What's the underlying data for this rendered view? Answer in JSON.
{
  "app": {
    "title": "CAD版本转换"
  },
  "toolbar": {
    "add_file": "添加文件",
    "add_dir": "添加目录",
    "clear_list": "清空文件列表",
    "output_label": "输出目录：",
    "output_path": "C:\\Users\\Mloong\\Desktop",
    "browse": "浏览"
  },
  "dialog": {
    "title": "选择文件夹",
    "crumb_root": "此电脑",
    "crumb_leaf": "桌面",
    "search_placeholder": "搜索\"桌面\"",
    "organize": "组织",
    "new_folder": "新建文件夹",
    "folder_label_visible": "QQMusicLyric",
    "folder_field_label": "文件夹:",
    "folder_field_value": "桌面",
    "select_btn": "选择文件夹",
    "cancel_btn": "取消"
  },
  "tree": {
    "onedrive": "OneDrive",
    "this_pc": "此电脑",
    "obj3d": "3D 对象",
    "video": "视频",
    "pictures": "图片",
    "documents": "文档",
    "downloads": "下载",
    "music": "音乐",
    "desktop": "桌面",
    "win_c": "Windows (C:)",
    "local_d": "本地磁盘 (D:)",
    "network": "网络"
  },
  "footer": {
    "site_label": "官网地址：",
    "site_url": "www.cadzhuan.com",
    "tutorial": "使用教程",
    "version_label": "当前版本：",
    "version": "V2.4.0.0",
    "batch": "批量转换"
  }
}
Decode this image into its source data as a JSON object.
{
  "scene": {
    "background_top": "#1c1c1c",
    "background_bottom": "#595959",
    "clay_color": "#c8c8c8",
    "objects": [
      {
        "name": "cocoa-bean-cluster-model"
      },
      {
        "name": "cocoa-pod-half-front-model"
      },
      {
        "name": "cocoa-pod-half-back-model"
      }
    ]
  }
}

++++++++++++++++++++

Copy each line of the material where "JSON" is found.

Response to the exercise:
What's the underlying data for this rendered view? Answer in JSON.
Decode this image into its source data as a JSON object.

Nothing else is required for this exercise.